Meredith Shiels Awarded Scientific Tenure by the NIH
, by DCEG Staff
In July 2021, Meredith Shiels, Ph.D., M.H.S., was awarded scientific tenure by the NIH and promoted to senior investigator in the Infections and Immunoepidemiology Branch (IIB). Her research program utilizes a combination of innovative descriptive epidemiologic approaches to confront high-impact public health questions. Dr. Shiels focuses her research on three broad areas: 1) estimating the impact of risk factors on changing cancer rates; 2) quantifying cancer risk and burden in people living with HIV (PLWH); and 3) providing insights into emerging public health crises, including the opioid epidemic and the COVID-19 pandemic, based on careful investigation of national surveillance data.
Since 2016, Dr. Shiels has been the co-principal investigator of the HIV/AIDS Cancer Match Study. Her work has highlighted important changes in cancer rates and burden among PLWH due to a combination of increased utilization of effective antiretroviral therapy and the aging of this population. She demonstrated a shift from predominantly AIDS-defining cancers (i.e., Kaposi sarcoma, non-Hodgkin lymphoma, cervical cancer) to predominantly non-AIDS-defining cancers in the modern era and projected that prostate and lung cancer will be the most common malignancies among PLWH by 2030. Her findings have influenced clinical management and led to innovative thinking about cancer prevention and screening in PLWH.
In parallel, Dr. Shiels’s descriptive epidemiology research characterizes the extent to which changes in important risk factors (e.g., obesity, tobacco use) are driving observed trends in cancer incidence rates. Her work in this area began with her studies evaluating the contribution of the HIV epidemic to U.S. general population cancer rates. More recently, she demonstrated a strong contribution of increases in the prevalence of overweight/obesity in helping to explain rising rates of thyroid cancer in the U.S.

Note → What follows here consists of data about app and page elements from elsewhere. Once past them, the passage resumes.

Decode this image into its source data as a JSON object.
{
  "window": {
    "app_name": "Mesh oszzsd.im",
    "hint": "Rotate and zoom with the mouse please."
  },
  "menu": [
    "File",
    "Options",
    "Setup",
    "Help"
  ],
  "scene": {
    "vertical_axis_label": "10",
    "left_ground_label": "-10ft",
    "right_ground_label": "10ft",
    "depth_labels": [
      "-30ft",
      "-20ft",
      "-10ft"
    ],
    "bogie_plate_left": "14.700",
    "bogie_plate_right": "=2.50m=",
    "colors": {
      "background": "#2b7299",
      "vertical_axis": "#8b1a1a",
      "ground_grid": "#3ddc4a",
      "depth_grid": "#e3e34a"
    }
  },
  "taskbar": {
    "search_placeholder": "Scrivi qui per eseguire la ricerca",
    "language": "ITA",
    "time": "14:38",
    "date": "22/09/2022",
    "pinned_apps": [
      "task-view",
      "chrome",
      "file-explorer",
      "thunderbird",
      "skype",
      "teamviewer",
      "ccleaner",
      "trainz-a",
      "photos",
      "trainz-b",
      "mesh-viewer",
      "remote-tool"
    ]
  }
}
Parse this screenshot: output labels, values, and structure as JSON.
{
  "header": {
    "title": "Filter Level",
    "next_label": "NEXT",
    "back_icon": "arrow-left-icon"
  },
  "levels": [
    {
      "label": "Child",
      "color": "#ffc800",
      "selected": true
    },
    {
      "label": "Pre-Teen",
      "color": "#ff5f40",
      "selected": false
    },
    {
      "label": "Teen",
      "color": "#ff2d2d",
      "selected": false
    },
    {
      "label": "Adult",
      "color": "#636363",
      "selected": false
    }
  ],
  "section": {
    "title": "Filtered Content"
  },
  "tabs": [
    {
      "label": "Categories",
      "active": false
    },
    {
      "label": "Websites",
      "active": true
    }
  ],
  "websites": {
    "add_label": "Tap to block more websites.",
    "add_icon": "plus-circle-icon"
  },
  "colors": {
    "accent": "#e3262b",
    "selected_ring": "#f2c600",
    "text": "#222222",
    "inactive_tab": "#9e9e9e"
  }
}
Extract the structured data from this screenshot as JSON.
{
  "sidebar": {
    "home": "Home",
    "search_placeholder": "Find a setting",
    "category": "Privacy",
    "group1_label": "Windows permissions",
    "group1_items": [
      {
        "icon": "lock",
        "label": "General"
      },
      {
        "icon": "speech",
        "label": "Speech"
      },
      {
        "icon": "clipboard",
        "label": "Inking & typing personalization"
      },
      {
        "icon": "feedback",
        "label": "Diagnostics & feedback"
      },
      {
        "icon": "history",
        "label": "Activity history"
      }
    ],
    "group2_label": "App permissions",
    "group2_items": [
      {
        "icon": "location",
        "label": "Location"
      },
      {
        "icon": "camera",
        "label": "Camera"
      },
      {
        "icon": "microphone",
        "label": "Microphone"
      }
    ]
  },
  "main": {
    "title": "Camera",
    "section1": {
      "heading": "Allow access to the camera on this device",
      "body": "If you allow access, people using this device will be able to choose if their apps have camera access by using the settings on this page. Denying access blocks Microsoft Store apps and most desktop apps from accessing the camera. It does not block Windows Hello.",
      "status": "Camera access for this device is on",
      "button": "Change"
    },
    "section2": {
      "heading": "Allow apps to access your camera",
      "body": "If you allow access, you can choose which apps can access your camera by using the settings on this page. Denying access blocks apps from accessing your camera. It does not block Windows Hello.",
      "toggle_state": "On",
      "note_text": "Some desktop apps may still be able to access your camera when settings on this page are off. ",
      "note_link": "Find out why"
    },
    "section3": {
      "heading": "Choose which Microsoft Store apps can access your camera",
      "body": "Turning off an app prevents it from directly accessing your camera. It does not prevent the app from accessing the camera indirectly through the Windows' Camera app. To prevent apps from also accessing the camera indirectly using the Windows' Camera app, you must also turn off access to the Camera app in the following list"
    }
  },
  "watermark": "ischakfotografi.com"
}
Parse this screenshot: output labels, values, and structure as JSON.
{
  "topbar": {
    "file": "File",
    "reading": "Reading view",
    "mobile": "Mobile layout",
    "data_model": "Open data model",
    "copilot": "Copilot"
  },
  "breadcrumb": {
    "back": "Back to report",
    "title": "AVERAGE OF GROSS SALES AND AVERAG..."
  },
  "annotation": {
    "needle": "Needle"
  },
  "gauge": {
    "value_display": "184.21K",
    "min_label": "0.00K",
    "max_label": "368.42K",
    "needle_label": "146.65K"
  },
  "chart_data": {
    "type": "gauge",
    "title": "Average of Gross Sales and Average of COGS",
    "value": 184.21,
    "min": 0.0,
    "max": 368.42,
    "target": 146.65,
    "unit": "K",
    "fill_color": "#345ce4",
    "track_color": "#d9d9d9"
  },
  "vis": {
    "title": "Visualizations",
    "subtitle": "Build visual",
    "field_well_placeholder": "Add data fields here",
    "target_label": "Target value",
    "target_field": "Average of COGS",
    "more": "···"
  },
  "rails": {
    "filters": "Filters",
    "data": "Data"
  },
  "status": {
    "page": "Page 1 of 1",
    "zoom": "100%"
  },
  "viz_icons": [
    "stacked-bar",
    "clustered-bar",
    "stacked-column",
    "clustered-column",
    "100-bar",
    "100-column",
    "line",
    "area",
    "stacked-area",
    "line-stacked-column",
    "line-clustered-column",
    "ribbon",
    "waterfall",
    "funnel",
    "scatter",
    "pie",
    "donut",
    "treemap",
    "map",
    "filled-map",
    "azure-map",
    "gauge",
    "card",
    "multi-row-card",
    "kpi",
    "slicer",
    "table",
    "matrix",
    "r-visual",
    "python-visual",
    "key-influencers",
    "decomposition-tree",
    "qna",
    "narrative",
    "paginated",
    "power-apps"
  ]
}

Dr. Shiels also uses her expertise to address rapidly emerging public health crises, including the dramatic and disturbing increase in premature mortality (deaths among 25-64-year-olds) in recent years in the U.S. Some of this work has focused on the evolving drug overdose epidemic, which Dr. Shiels demonstrated is a main contributor among some groups. In addition, she uncovered trends for other causes of death that warrant additional study and public health intervention.
Most recently, Dr. Shiels has applied these methods to better understand the excess mortality in the U.S. related to the COVID-19 pandemic. She revealed that some of the apparent excess was explained by population shifts in the number of Americans 65+, although COVID-19 still contributed substantially. While Dr. Shiels and colleagues continue to examine the mortality patterns caused by the pandemic, she is also exploring the effect of COVID-19 among cancer patients. She is the principal investigator of the COVID and Cancer Linkage Study (COVCan), a data linkage of COVID-19 surveillance systems and cancer registries in multiple U.S. regions. COVCan seeks to uncover the risk of severe COVID-19 among cancer patients and survivors.